SR: I’d love to say I did a drop and roll onto the freeway, but I didn’t. [Laughs.] The car was set into this rake that was raised up off the ground and that was being pulled by a small tow truck that the camera crew and Greta were on. So I could just open the door, and I basically ducked out of frame. You didn’t have to see anything else!
Glamour: Was there anything Lady Bird experienced that you thought, Wow, I’m so glad I didn’t go through that?
SR: Oh, God. [Laughs.] There are so many things she goes through that I’m really lucky I didn’t have to go through. I mean, you know, teenage boys and all that stuff. It’s a different world. They really are like a different species, and she really does experience that and then some. I think the high school culture in America seems to be who’s popular and who’s not—who are the jocks and who are the geeks, all that sort of stuff—and I haven’t really experienced that, thank God. It can be terrifying when you’re a teenager being among other people your age, so I think it was nice not to have to go through that.
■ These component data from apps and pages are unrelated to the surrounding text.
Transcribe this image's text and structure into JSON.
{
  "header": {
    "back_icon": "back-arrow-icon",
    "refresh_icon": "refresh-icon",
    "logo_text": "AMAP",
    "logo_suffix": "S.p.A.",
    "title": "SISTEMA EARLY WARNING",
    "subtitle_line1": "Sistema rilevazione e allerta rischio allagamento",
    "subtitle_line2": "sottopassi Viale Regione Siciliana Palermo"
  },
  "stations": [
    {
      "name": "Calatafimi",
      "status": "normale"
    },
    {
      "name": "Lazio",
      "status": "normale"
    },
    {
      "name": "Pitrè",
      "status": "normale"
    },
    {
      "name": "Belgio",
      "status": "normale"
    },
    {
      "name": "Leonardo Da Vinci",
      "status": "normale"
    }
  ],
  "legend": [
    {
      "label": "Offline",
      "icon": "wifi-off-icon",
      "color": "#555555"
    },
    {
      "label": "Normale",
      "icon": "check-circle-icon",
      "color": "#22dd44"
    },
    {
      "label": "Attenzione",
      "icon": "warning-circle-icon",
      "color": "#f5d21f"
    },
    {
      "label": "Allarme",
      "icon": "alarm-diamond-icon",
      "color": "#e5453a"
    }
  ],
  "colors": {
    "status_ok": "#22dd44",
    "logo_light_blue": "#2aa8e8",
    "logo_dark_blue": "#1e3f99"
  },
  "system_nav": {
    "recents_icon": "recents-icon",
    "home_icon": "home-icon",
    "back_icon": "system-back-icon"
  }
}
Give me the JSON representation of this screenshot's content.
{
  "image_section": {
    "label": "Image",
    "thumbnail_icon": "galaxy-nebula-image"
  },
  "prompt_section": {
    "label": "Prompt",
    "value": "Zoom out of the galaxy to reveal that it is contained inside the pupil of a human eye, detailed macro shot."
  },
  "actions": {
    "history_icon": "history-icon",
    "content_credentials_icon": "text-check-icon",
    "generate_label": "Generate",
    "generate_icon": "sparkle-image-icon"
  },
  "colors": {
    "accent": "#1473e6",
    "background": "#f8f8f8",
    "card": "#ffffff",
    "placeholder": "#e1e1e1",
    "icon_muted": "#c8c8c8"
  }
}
Glamour: Greta Gerwig directed you in Lady Bird and now you’re working on Mary, Queen of Scots with another female director, Josie Rourke. I don’t want to take away what I hope are some amazing experiences with male directors, but what’s been special about working with Greta and Josie?
SR: I have to say, the first film I made was with a female director. I’ve actually worked with a lot of them throughout the last 14 years. I’ve never thought of it as a gender-specific thing, and I’ve always been able to experience both and therefore be able to see someone as a good director or not. But, obviously, as you would get with a male actor and a male director, or a female actor and a female director, is perspective and understanding. They are able to relate to each other in a way that a man wouldn’t be able to, and vice versa. That’s why it totally needs to be balanced out. It’s the same with diversity in our industry and gender. It needs to be balanced so everyone can share their point of view. So every audience member can go to the cinema and say, “Oh, this one tells my story,” or “This one makes me feel understood and gets what it’s like to feel like me.”
Glamour: This year has been a really hard year for women, but we recently made a list of 101 reasons why it was also very empowering. I’m curious to find out what has empowered you about this last year?
SR: One of the things that I’m absolutely loving is seeing how candid Hillary Clinton is being in these interviews she’s done in her book and promo tour. I loved that. That’s been so incredible. I have the audio book, but I haven’t had a chance to listen to it yet. To see her go through that whole experience and put on a brave face for so long, even before she ran for president, and come out the other side and be able to go, “This is what happened, and this is how I felt about it,” is very inspiring. Also, all of the other female directors that are being given a chance to show their work this year is really exciting. As you said, I just made Mary, Queen of Scots, and one of the things I genuinely have appreciated a lot more this year are my friends—especially my female friends—and how important they are to me. I just couldn’t be without them. Through those friendships we now want to make our own movies; we want to write about what we want to write about, and that’s because of people like Greta. So I think just really enforcing that idea of female friendships and supporting one another, I feel like that’s gaining so much traction now. I hope that keeps going, so it’s unstoppable.
Lady Bird is in theaters now.